or like this:
See how this concept is completely orthogonal (separate) from the concept of the column/row vector notation? To put this to test, we can see what happens with a typical transformation matrix if we have first a column vector and column major storage mode:
and now if we have row vectors with row major storage mode:
Notice how the element in the resulting array falls in the exact same order for both cases?
The important distinction here to note is that whenever we talk about column/row major matrices, we are talking about their storage. Whenever we talk about row/column vectors, we are really talking about what element in the matrix means what and in which order we multiply a matrix and a vector.
That paragraph was really the gist of this whole article. Read it again.
Why choose either?
So there are two ways to pack things. Can we just choose one and be done with it? Turns out it's not as clear cut as that.
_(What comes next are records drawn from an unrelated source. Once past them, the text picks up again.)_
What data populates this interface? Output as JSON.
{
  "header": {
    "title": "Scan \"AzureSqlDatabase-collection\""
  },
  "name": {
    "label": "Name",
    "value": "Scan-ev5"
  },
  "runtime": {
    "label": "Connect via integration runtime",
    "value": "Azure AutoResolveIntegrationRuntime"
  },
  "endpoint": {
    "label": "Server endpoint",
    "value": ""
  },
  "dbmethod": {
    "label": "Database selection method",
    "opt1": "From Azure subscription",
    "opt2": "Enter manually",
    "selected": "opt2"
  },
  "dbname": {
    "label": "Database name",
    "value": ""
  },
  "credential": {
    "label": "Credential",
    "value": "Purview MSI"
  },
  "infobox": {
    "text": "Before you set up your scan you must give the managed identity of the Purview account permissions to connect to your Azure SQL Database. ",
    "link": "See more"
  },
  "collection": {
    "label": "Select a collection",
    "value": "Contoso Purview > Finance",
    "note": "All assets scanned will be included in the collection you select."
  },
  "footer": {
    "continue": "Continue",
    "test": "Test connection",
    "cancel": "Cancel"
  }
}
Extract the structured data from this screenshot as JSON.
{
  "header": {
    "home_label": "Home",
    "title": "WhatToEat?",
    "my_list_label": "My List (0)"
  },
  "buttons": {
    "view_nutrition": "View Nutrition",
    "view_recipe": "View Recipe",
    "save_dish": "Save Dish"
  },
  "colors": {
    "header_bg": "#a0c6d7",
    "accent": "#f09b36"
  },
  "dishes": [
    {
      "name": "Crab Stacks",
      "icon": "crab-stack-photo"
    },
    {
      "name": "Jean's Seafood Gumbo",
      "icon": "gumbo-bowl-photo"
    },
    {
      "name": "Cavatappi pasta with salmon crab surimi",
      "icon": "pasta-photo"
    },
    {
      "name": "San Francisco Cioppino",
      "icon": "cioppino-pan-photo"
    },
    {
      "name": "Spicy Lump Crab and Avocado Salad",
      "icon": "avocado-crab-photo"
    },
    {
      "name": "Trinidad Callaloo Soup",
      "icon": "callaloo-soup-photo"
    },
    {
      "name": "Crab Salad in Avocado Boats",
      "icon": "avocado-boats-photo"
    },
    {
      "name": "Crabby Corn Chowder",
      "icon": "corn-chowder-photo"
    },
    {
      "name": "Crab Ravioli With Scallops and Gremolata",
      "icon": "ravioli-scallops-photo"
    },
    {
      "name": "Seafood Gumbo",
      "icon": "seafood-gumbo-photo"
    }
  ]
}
On the CPU chances are that for single matrices you are probably going to ask it questions like "what's the translation?" or "which way is forward?". Both want to read a resulting vector and it would be nice if that vector was readily available without gathering it from a scattered representation, say for example if we had chosen to have row major matrix packing and column vectors.
So for the CPU most of the time it makes overwhelming sense to keep it simple and have matching concepts of vectors and the matrix packing (column vectors with column major packing). However if we move to the GPU, we often just want to transform vectors with the resulting matrix at which point it's much more advantageous to have store the matrices transposed so that we simply can do a couple of dot products. In the case for when we have simple affine transformation, we can skip the fourth row/column and save one register on the GPU. A simple transformation would look like this:
#pragma pack_matrix (row_major) float4 pos; float3x4 bone; q = mul(bone, pos).xyz; // HLSL row major assembly (uses 3 constant registers) dp4 oC0.x, c0, v0 dp4 oC0.y, c1, v0 dp4 oC0.z, c2, v0 // HLSL column major assembly (uses 4 constant registers) mul r0.xyz, c1, v0.y mad r0.xyz, c0, v0.x, r0 mad r0.xyz, c2, v0.z, r0 mad oC0.xyz, c3, v0.w, r0 // Cg row major assembly (uses 3 constant registers) DP4R o[COLR].x, f[TEX0], bone$0; DP4R o[COLR].y, f[TEX0], bone$1; DP4R o[COLR].z, f[TEX0], bone$2;
As you can see I've forced the matrix packing order with a pragma, which is standard in HLSL. Cg just have row major packing, which in most cases makes sense.
So the reason why all of this is really important is that dealing with matrices you can always if you don't know what you're doing fiddle a little bit until it looks right. The problem is that two wrongs doesn't make a bigger puddle of mess, but it can turn out seemingly correct. For example, incorrectly transposing the matrices and then choosing the wrong memory layout will actually result in the correct behavior, but the logic in between is wrong. It will manifest itself if someone (or you) else is trying to add some extra things in the middle. Even though they can do it correctly, now suddenly things might not work out as expected anymore since the parity of the errors got thrown off.
The only parity of errors that works is 0. All others are really illusions and should be hunted down, skinned and jumped upon up and down a couple of times for good measure.
Finally, the guidelines for your matrices would be: think of your vectors as column vectors and thus have the spanning axis of your room in the columns of the matrix, multiply the matrices with the vectors as M * v. Store you matrices on the CPU as column major and on the GPU as row major.
Here are some more articles on the whole subjects, I guess it has been reiterated a couple of times and I am adding to the flames here. Although, note that some of the articles in these links actually gets it slightly wrong, or at least confuses things.